>>> empPhoneBook = {}
>>> empPhoneBook[12345]="Colin Aitken"
>>> empPhoneBook[12346]="Natalia A. Bochkina"
>>> empPhoneBook[12347]="Michael J Prentice"
>>> empPhoneBook[12348]="Sotirios Sabanis"
>>> empPhoneBook[12349]="Chris M Theobald"
>>> empPhoneBook[12350]="Bruce J Worton"

Now lets say we have to create a application around it, one of the things people will like to know is how many people in this university phonebook system are listed? You will be happy to see that also the len() function in Python will work on a dictionary.

>>> len(empPhoneBook)

now lets say you want an option where you will be able to check who has been assigned a certain number. What you can do is a empPhoneBook[76435] where 76435 is the number you want to have more details about. This is a valid option and will work as long as 76435 is a key in your dictionary. If it is not your code will generate a very nasty error.

>>> empPhoneBook[76435]
Traceback (most recent call last):
File "", line 1, in
KeyError: 76435

A better way to do this is to check before you try to retrieve. You can check if a key is in the dictionary by using the in option. This will give you a boolean back on which you can decide to try and retrieve the value.

>>> 12348 in empPhoneBook
>>> 76435 in empPhoneBook

Even do this is very useful you also want to do something like this the other way around. This is especially for a phonebook where you would like to search by name however the unique identifier is the phonenumber. So now we would like to know for example if "Colin Aitken" is in the dictionary so we do the following:

>>> "Colin Aitken" in empPhoneBook

Surprisingly this is giving a false, this is because it is looking into the keys not into the values.

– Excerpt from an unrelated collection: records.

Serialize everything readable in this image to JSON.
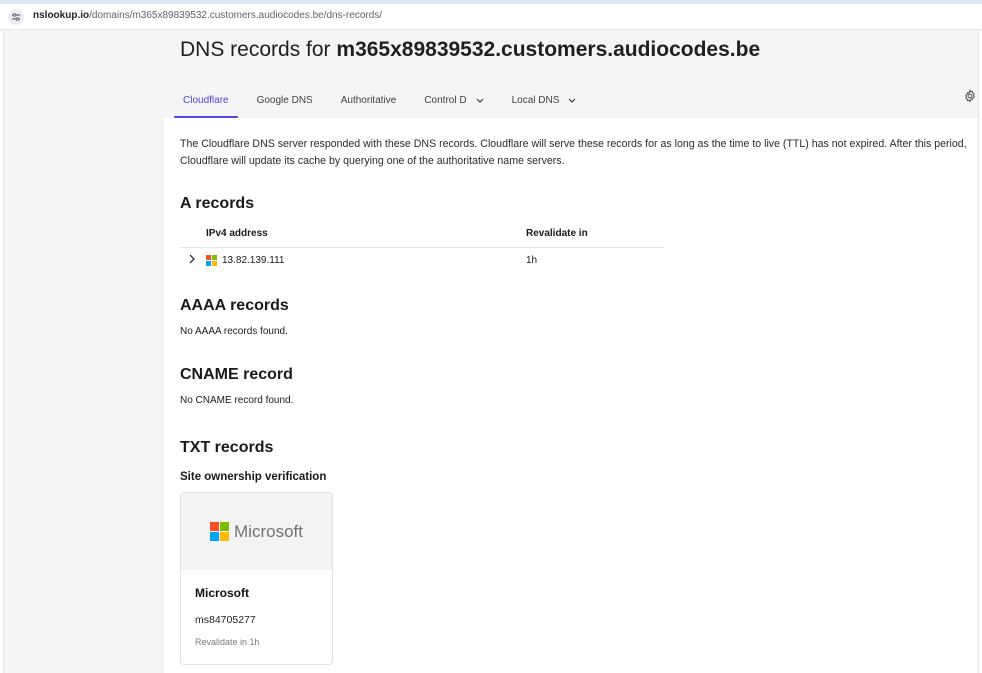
{
  "browser": {
    "url_host": "nslookup.io",
    "url_path": "/domains/m365x89839532.customers.audiocodes.be/dns-records/"
  },
  "page": {
    "title_prefix": "DNS records for",
    "title_domain": "m365x89839532.customers.audiocodes.be"
  },
  "tabs": [
    {
      "label": "Cloudflare",
      "active": true
    },
    {
      "label": "Google DNS"
    },
    {
      "label": "Authoritative"
    },
    {
      "label": "Control D"
    },
    {
      "label": "Local DNS"
    }
  ],
  "intro": "The Cloudflare DNS server responded with these DNS records. Cloudflare will serve these records for as long as the time to live (TTL) has not expired. After this period, Cloudflare will update its cache by querying one of the authoritative name servers.",
  "a_records": {
    "heading": "A records",
    "columns": [
      "IPv4 address",
      "Revalidate in"
    ],
    "rows": [
      {
        "ip": "13.82.139.111",
        "revalidate": "1h",
        "provider_icon": "microsoft-logo-icon"
      }
    ]
  },
  "aaaa_records": {
    "heading": "AAAA records",
    "empty": "No AAAA records found."
  },
  "cname_record": {
    "heading": "CNAME record",
    "empty": "No CNAME record found."
  },
  "txt_records": {
    "heading": "TXT records",
    "subheading": "Site ownership verification",
    "cards": [
      {
        "logo_text": "Microsoft",
        "name": "Microsoft",
        "value": "ms84705277",
        "revalidate": "Revalidate in 1h"
      }
    ]
  },
  "colors": {
    "accent": "#4f46e5",
    "ms_red": "#f25022",
    "ms_green": "#7fba00",
    "ms_blue": "#00a4ef",
    "ms_yellow": "#ffb900"
  },
  "icons": [
    "site-settings-icon",
    "chevron-down-icon",
    "expand-chevron-icon",
    "settings-gear-icon",
    "microsoft-logo-icon"
  ]
}
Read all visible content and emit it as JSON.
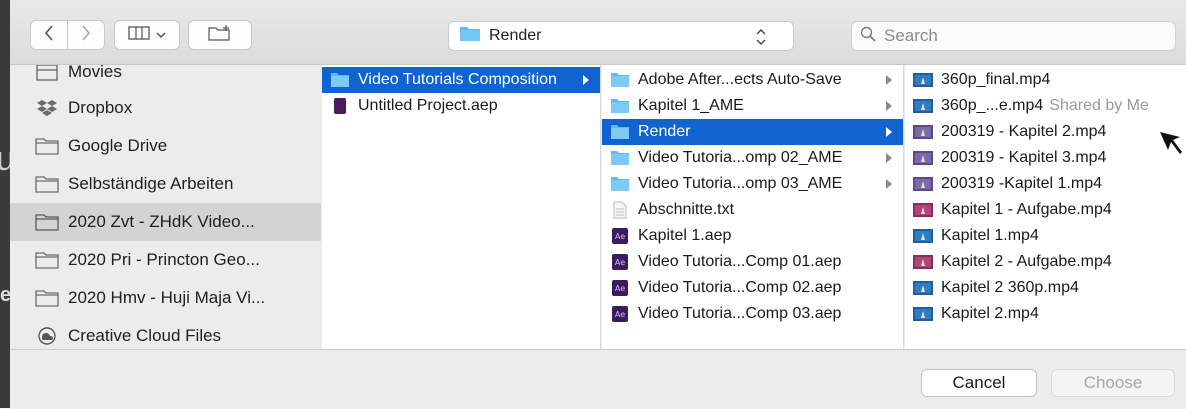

So if we want to check if the name is in the values we have to use empPhoneBook.values() instead of empPhoneBook which will only take the keys in account.

>>> "Colin Aitken" in empPhoneBook.values()

You will have to play around it little with dictionaries in Python to start loving them however when you do you will never give up that love to dictionaries again.

1 comment:

Paddy3118 said...

Hi Johan,

Normally we would refer to dictionary objects or types in Python as Python names can be associated with different types of objects in the lifetime of a run and strictly speaking the type is associated with the object not the name.